# [EXERCISE PROMPT]
Restating the data word for word is all that is required.

(RECORDS FOR THE TASK)

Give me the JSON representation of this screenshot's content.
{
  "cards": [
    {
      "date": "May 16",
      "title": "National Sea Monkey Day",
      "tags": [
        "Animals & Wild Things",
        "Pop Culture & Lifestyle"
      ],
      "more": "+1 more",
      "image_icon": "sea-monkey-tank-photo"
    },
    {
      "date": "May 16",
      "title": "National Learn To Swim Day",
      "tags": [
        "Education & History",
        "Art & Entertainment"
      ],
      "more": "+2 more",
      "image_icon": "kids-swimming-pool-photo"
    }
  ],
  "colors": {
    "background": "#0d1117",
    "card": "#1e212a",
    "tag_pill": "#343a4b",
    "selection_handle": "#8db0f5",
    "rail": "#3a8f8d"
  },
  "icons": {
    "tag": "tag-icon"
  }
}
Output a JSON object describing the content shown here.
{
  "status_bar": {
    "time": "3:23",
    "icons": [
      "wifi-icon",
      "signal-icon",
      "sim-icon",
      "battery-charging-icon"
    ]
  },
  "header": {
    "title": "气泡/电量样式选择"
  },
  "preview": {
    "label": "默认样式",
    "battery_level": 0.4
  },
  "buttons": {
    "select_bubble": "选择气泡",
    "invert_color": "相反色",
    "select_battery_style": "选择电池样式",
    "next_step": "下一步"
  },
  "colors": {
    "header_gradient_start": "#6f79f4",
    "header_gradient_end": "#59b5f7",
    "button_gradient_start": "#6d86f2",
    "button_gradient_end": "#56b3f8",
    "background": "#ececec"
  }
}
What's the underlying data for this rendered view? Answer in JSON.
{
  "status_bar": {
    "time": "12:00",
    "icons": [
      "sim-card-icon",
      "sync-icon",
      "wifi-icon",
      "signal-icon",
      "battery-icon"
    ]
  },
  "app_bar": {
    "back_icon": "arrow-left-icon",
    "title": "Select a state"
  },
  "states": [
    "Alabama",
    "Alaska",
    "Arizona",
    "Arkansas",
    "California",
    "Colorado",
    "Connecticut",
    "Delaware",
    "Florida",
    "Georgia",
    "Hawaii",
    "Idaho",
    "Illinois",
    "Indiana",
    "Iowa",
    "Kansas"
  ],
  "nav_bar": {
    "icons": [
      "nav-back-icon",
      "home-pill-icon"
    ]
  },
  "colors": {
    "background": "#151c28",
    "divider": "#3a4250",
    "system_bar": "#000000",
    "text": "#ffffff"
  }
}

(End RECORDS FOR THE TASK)

# [PROBLEM SOLUTION]
Give me the JSON representation of this screenshot's content.
{
  "cards": [
    {
      "date": "May 16",
      "title": "National Sea Monkey Day",
      "tags": [
        "Animals & Wild Things",
        "Pop Culture & Lifestyle"
      ],
      "more": "+1 more",
      "image_icon": "sea-monkey-tank-photo"
    },
    {
      "date": "May 16",
      "title": "National Learn To Swim Day",
      "tags": [
        "Education & History",
        "Art & Entertainment"
      ],
      "more": "+2 more",
      "image_icon": "kids-swimming-pool-photo"
    }
  ],
  "colors": {
    "background": "#0d1117",
    "card": "#1e212a",
    "tag_pill": "#343a4b",
    "selection_handle": "#8db0f5",
    "rail": "#3a8f8d"
  },
  "icons": {
    "tag": "tag-icon"
  }
}
Output a JSON object describing the content shown here.
{
  "status_bar": {
    "time": "3:23",
    "icons": [
      "wifi-icon",
      "signal-icon",
      "sim-icon",
      "battery-charging-icon"
    ]
  },
  "header": {
    "title": "气泡/电量样式选择"
  },
  "preview": {
    "label": "默认样式",
    "battery_level": 0.4
  },
  "buttons": {
    "select_bubble": "选择气泡",
    "invert_color": "相反色",
    "select_battery_style": "选择电池样式",
    "next_step": "下一步"
  },
  "colors": {
    "header_gradient_start": "#6f79f4",
    "header_gradient_end": "#59b5f7",
    "button_gradient_start": "#6d86f2",
    "button_gradient_end": "#56b3f8",
    "background": "#ececec"
  }
}
What's the underlying data for this rendered view? Answer in JSON.
{
  "status_bar": {
    "time": "12:00",
    "icons": [
      "sim-card-icon",
      "sync-icon",
      "wifi-icon",
      "signal-icon",
      "battery-icon"
    ]
  },
  "app_bar": {
    "back_icon": "arrow-left-icon",
    "title": "Select a state"
  },
  "states": [
    "Alabama",
    "Alaska",
    "Arizona",
    "Arkansas",
    "California",
    "Colorado",
    "Connecticut",
    "Delaware",
    "Florida",
    "Georgia",
    "Hawaii",
    "Idaho",
    "Illinois",
    "Indiana",
    "Iowa",
    "Kansas"
  ],
  "nav_bar": {
    "icons": [
      "nav-back-icon",
      "home-pill-icon"
    ]
  },
  "colors": {
    "background": "#151c28",
    "divider": "#3a4250",
    "system_bar": "#000000",
    "text": "#ffffff"
  }
}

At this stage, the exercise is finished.